### DATASET EXCERPTS ###

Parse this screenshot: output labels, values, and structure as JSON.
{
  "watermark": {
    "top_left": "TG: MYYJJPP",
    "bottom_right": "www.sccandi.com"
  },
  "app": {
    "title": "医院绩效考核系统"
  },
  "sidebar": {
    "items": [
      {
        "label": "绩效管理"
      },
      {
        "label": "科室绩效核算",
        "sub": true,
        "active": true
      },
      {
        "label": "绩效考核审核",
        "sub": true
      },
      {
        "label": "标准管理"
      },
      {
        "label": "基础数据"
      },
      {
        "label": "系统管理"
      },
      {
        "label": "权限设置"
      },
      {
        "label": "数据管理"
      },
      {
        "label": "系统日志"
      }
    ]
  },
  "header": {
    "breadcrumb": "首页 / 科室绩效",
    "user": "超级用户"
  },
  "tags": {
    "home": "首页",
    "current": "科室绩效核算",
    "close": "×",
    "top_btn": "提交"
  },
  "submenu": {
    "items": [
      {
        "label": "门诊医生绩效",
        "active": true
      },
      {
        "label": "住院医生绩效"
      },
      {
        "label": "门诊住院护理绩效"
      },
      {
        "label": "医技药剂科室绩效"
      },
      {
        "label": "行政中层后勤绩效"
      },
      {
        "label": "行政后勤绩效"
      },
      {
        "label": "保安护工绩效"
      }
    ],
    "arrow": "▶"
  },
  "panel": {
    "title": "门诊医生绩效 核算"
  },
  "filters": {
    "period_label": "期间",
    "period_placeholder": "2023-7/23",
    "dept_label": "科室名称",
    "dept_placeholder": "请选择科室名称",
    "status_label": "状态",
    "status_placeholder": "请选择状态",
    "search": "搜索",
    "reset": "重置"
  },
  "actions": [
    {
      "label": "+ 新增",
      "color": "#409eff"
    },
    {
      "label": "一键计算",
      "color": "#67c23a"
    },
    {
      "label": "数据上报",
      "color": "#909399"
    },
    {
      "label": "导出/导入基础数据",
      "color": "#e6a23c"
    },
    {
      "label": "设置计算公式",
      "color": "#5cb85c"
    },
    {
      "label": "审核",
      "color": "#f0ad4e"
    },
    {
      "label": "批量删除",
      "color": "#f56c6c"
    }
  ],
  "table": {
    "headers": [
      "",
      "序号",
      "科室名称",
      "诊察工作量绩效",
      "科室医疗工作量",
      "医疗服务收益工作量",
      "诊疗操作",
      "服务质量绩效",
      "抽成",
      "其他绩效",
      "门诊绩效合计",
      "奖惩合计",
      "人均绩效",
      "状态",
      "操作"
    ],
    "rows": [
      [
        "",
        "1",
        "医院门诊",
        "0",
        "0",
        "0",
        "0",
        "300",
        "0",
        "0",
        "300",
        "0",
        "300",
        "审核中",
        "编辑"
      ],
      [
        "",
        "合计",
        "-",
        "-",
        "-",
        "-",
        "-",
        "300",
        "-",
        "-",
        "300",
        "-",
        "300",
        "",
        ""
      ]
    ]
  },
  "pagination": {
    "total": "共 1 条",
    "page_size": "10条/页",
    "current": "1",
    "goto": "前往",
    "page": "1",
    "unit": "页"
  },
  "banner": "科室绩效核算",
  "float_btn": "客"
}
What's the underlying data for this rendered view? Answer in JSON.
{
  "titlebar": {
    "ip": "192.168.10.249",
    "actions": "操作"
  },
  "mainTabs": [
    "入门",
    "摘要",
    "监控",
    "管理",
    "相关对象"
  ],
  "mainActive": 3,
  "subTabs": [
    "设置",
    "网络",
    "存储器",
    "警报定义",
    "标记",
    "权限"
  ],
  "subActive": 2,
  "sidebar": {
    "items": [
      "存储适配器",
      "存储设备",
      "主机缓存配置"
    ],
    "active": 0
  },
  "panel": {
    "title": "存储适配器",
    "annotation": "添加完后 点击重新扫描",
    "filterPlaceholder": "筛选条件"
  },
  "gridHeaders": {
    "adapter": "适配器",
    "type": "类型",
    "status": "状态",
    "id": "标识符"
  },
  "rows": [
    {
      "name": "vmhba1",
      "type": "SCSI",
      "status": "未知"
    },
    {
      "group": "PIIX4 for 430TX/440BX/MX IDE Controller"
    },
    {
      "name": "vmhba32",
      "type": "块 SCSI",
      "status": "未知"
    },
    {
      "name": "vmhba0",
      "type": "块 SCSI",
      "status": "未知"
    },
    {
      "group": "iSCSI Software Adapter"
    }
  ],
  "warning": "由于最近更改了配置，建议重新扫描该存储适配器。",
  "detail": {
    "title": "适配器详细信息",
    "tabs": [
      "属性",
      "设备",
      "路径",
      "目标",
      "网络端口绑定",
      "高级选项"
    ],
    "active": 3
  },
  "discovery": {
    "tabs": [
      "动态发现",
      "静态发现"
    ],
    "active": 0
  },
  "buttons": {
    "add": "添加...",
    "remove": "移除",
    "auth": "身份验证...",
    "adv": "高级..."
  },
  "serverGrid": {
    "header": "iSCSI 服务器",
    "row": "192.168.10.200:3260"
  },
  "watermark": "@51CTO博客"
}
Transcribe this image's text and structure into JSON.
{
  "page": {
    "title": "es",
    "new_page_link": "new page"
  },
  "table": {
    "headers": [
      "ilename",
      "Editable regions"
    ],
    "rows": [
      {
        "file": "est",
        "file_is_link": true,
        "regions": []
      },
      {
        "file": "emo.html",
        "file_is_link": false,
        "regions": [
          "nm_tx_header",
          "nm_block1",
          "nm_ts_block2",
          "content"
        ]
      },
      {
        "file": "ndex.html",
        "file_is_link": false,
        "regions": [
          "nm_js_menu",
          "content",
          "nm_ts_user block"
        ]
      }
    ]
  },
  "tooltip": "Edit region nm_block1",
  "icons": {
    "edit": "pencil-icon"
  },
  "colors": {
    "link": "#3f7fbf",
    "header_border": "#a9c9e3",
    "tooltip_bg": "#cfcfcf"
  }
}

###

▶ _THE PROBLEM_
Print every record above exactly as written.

▶ _YOUR RESPONSE_
Parse this screenshot: output labels, values, and structure as JSON.
{
  "watermark": {
    "top_left": "TG: MYYJJPP",
    "bottom_right": "www.sccandi.com"
  },
  "app": {
    "title": "医院绩效考核系统"
  },
  "sidebar": {
    "items": [
      {
        "label": "绩效管理"
      },
      {
        "label": "科室绩效核算",
        "sub": true,
        "active": true
      },
      {
        "label": "绩效考核审核",
        "sub": true
      },
      {
        "label": "标准管理"
      },
      {
        "label": "基础数据"
      },
      {
        "label": "系统管理"
      },
      {
        "label": "权限设置"
      },
      {
        "label": "数据管理"
      },
      {
        "label": "系统日志"
      }
    ]
  },
  "header": {
    "breadcrumb": "首页 / 科室绩效",
    "user": "超级用户"
  },
  "tags": {
    "home": "首页",
    "current": "科室绩效核算",
    "close": "×",
    "top_btn": "提交"
  },
  "submenu": {
    "items": [
      {
        "label": "门诊医生绩效",
        "active": true
      },
      {
        "label": "住院医生绩效"
      },
      {
        "label": "门诊住院护理绩效"
      },
      {
        "label": "医技药剂科室绩效"
      },
      {
        "label": "行政中层后勤绩效"
      },
      {
        "label": "行政后勤绩效"
      },
      {
        "label": "保安护工绩效"
      }
    ],
    "arrow": "▶"
  },
  "panel": {
    "title": "门诊医生绩效 核算"
  },
  "filters": {
    "period_label": "期间",
    "period_placeholder": "2023-7/23",
    "dept_label": "科室名称",
    "dept_placeholder": "请选择科室名称",
    "status_label": "状态",
    "status_placeholder": "请选择状态",
    "search": "搜索",
    "reset": "重置"
  },
  "actions": [
    {
      "label": "+ 新增",
      "color": "#409eff"
    },
    {
      "label": "一键计算",
      "color": "#67c23a"
    },
    {
      "label": "数据上报",
      "color": "#909399"
    },
    {
      "label": "导出/导入基础数据",
      "color": "#e6a23c"
    },
    {
      "label": "设置计算公式",
      "color": "#5cb85c"
    },
    {
      "label": "审核",
      "color": "#f0ad4e"
    },
    {
      "label": "批量删除",
      "color": "#f56c6c"
    }
  ],
  "table": {
    "headers": [
      "",
      "序号",
      "科室名称",
      "诊察工作量绩效",
      "科室医疗工作量",
      "医疗服务收益工作量",
      "诊疗操作",
      "服务质量绩效",
      "抽成",
      "其他绩效",
      "门诊绩效合计",
      "奖惩合计",
      "人均绩效",
      "状态",
      "操作"
    ],
    "rows": [
      [
        "",
        "1",
        "医院门诊",
        "0",
        "0",
        "0",
        "0",
        "300",
        "0",
        "0",
        "300",
        "0",
        "300",
        "审核中",
        "编辑"
      ],
      [
        "",
        "合计",
        "-",
        "-",
        "-",
        "-",
        "-",
        "300",
        "-",
        "-",
        "300",
        "-",
        "300",
        "",
        ""
      ]
    ]
  },
  "pagination": {
    "total": "共 1 条",
    "page_size": "10条/页",
    "current": "1",
    "goto": "前往",
    "page": "1",
    "unit": "页"
  },
  "banner": "科室绩效核算",
  "float_btn": "客"
}
What's the underlying data for this rendered view? Answer in JSON.
{
  "titlebar": {
    "ip": "192.168.10.249",
    "actions": "操作"
  },
  "mainTabs": [
    "入门",
    "摘要",
    "监控",
    "管理",
    "相关对象"
  ],
  "mainActive": 3,
  "subTabs": [
    "设置",
    "网络",
    "存储器",
    "警报定义",
    "标记",
    "权限"
  ],
  "subActive": 2,
  "sidebar": {
    "items": [
      "存储适配器",
      "存储设备",
      "主机缓存配置"
    ],
    "active": 0
  },
  "panel": {
    "title": "存储适配器",
    "annotation": "添加完后 点击重新扫描",
    "filterPlaceholder": "筛选条件"
  },
  "gridHeaders": {
    "adapter": "适配器",
    "type": "类型",
    "status": "状态",
    "id": "标识符"
  },
  "rows": [
    {
      "name": "vmhba1",
      "type": "SCSI",
      "status": "未知"
    },
    {
      "group": "PIIX4 for 430TX/440BX/MX IDE Controller"
    },
    {
      "name": "vmhba32",
      "type": "块 SCSI",
      "status": "未知"
    },
    {
      "name": "vmhba0",
      "type": "块 SCSI",
      "status": "未知"
    },
    {
      "group": "iSCSI Software Adapter"
    }
  ],
  "warning": "由于最近更改了配置，建议重新扫描该存储适配器。",
  "detail": {
    "title": "适配器详细信息",
    "tabs": [
      "属性",
      "设备",
      "路径",
      "目标",
      "网络端口绑定",
      "高级选项"
    ],
    "active": 3
  },
  "discovery": {
    "tabs": [
      "动态发现",
      "静态发现"
    ],
    "active": 0
  },
  "buttons": {
    "add": "添加...",
    "remove": "移除",
    "auth": "身份验证...",
    "adv": "高级..."
  },
  "serverGrid": {
    "header": "iSCSI 服务器",
    "row": "192.168.10.200:3260"
  },
  "watermark": "@51CTO博客"
}
Transcribe this image's text and structure into JSON.
{
  "page": {
    "title": "es",
    "new_page_link": "new page"
  },
  "table": {
    "headers": [
      "ilename",
      "Editable regions"
    ],
    "rows": [
      {
        "file": "est",
        "file_is_link": true,
        "regions": []
      },
      {
        "file": "emo.html",
        "file_is_link": false,
        "regions": [
          "nm_tx_header",
          "nm_block1",
          "nm_ts_block2",
          "content"
        ]
      },
      {
        "file": "ndex.html",
        "file_is_link": false,
        "regions": [
          "nm_js_menu",
          "content",
          "nm_ts_user block"
        ]
      }
    ]
  },
  "tooltip": "Edit region nm_block1",
  "icons": {
    "edit": "pencil-icon"
  },
  "colors": {
    "link": "#3f7fbf",
    "header_border": "#a9c9e3",
    "tooltip_bg": "#cfcfcf"
  }
}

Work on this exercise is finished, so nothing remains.